:: Information ::
=-=-=-=-=

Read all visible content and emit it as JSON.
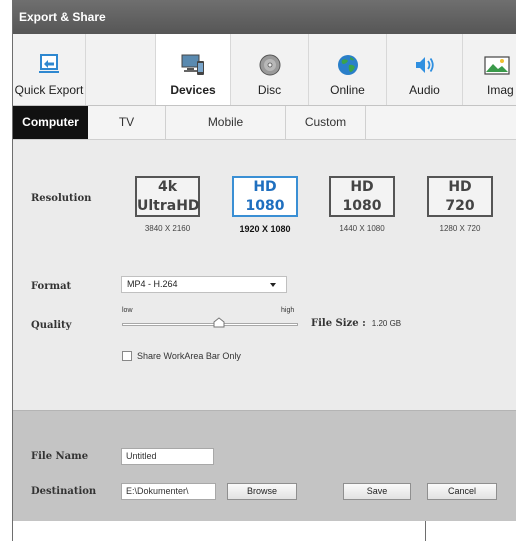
{
  "dialog": {
    "title": "Export & Share"
  },
  "toolbar": {
    "items": [
      {
        "label": "Quick Export",
        "icon": "quick-export-icon"
      },
      {
        "label": "Devices",
        "icon": "devices-icon",
        "active": true
      },
      {
        "label": "Disc",
        "icon": "disc-icon"
      },
      {
        "label": "Online",
        "icon": "globe-icon"
      },
      {
        "label": "Audio",
        "icon": "speaker-icon"
      },
      {
        "label": "Imag",
        "icon": "image-icon"
      }
    ]
  },
  "tabs": [
    {
      "label": "Computer",
      "active": true
    },
    {
      "label": "TV"
    },
    {
      "label": "Mobile"
    },
    {
      "label": "Custom"
    }
  ],
  "resolution": {
    "label": "Resolution",
    "options": [
      {
        "line1": "4k",
        "line2": "UltraHD",
        "dims": "3840 X 2160"
      },
      {
        "line1": "HD",
        "line2": "1080",
        "dims": "1920 X 1080",
        "active": true
      },
      {
        "line1": "HD",
        "line2": "1080",
        "dims": "1440 X 1080"
      },
      {
        "line1": "HD",
        "line2": "720",
        "dims": "1280 X 720"
      }
    ]
  },
  "format": {
    "label": "Format",
    "value": "MP4 - H.264"
  },
  "quality": {
    "label": "Quality",
    "low": "low",
    "high": "high",
    "level": 0.55
  },
  "filesize": {
    "label": "File Size :",
    "value": "1.20 GB"
  },
  "share": {
    "label": "Share WorkArea Bar Only",
    "checked": false
  },
  "filename": {
    "label": "File Name",
    "value": "Untitled"
  },
  "destination": {
    "label": "Destination",
    "value": "E:\\Dokumenter\\"
  },
  "buttons": {
    "browse": "Browse",
    "save": "Save",
    "cancel": "Cancel"
  },
  "colors": {
    "accent": "#3a8fd4",
    "title_bar": "#5f5f5f",
    "active_tab": "#111111"
  }
}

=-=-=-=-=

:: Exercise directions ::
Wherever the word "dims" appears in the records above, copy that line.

:: Answer section ::
        "dims": "3840 X 2160"
        "dims": "1920 X 1080",
        "dims": "1440 X 1080"
        "dims": "1280 X 720"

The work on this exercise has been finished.